First published:
8 February 2023
Last updated:

Members will be aware of the report published by HM Inspectorate of Prisons following its unannounced inspection of HMP/YOI Eastwood Park, Gloucestershire.

Whilst the prison service is the responsibility of the UK Government the findings are of great concern, especially as many Welsh women in custody are held at Eastwood Park.

I have requested a meeting with the Chief Inspector and HMPPS to discuss the report as a matter of urgency. The report makes for harrowing reading and identifies substantive gaps in care, and a lack of support for distressed and vulnerable women. It is vitally important Welsh women in custody are held in safe and secure facilities, which are fit for purpose.

Following publication of the report, HM Prison and Probation Service have informed us about some of the action taken since the inspection that was carried out in October. This includes refurbishing the houseblock where many of the most shocking issues were found. In response to staffing resources additional staff have been appointed, comprising of experienced prison officers from other local prisons. A dedicated Safety Taskforce Group, to improve the outcomes for women in the prison’s care, has also been established along with newly designed care plans identifying the key needs of the individual and offering bespoke care.

I am aware of the continuous journey the prison is undertaking to improve the care for women in its custody. The Counsel General and I visited HMP Eastwood Park on the 19 January and had concerns following feedback raised, including lack of access to education. I am aware that the Equality and Social Justice committee has raised shortage of staff and similar concerns through its Senedd inquiry on the experiences of women in the criminal justice system. We will continue to seek regular updates on action to address the identified issues and

The findings underline the importance of diverting women away from custody wherever possible. The Women’s Justice Blueprint, which was developed jointly by the Welsh Government, HMPPS and Policing in Wales, supports initiatives such as the Women’s Pathfinder diversion scheme and engagement work with magistrates to help ensure women are not faced with unnecessary and hugely disruptive prison sentences for minor offences.

In my recent visit I saw first-hand the value of some of the Blueprint initiatives referenced positively in the HMIP report, including the Visiting Mum Scheme, which helps children to visit parents in custody, and the important role played by the Independent Domestic Violence Advisor for Welsh women at Eastwood Park.
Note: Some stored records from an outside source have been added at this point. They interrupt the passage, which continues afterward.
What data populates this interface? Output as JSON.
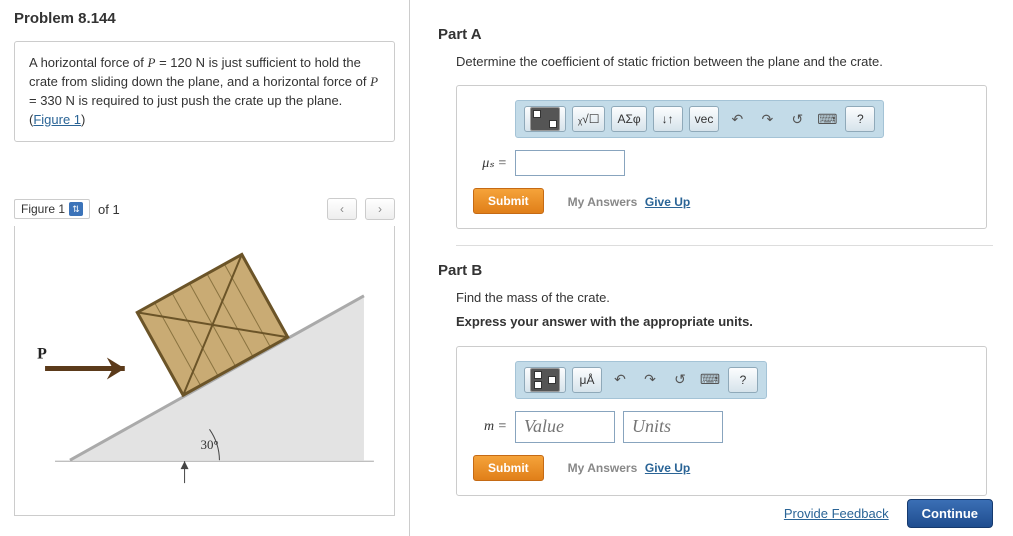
{
  "problem": {
    "title": "Problem 8.144",
    "text_before": "A horizontal force of ",
    "P1_var": "P",
    "P1_val": " = 120 N",
    "text_mid1": " is just sufficient to hold the crate from sliding down the plane, and a horizontal force of ",
    "P2_var": "P",
    "P2_val": " = 330 N",
    "text_mid2": " is required to just push the crate up the plane.(",
    "figure_link": "Figure 1",
    "text_after": ")"
  },
  "figure": {
    "label": "Figure 1",
    "of": "of 1",
    "P_label": "P",
    "angle": "30°"
  },
  "partA": {
    "title": "Part A",
    "prompt": "Determine the coefficient of static friction between the plane and the crate.",
    "var_label": "μₛ =",
    "toolbar": {
      "templates": "",
      "root": "ᵪ√☐",
      "greek": "ΑΣφ",
      "updown": "↓↑",
      "vec": "vec",
      "undo": "↶",
      "redo": "↷",
      "reset": "↺",
      "keyboard": "⌨",
      "help": "?"
    },
    "submit": "Submit",
    "my_answers": "My Answers",
    "giveup": "Give Up"
  },
  "partB": {
    "title": "Part B",
    "prompt": "Find the mass of the crate.",
    "prompt2": "Express your answer with the appropriate units.",
    "var_label": "m =",
    "value_ph": "Value",
    "units_ph": "Units",
    "toolbar": {
      "templates": "",
      "units": "μÅ",
      "undo": "↶",
      "redo": "↷",
      "reset": "↺",
      "keyboard": "⌨",
      "help": "?"
    },
    "submit": "Submit",
    "my_answers": "My Answers",
    "giveup": "Give Up"
  },
  "footer": {
    "feedback": "Provide Feedback",
    "continue": "Continue"
  }
}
There is much more to be done to improve outcomes for women in contact with the justice system. As justice remains at present a reserved matter, we will continue in our commitment to reducing crime and reoffending to create a better Wales for all under the current system, alongside work to progress the case for the devolution of justice in Wales.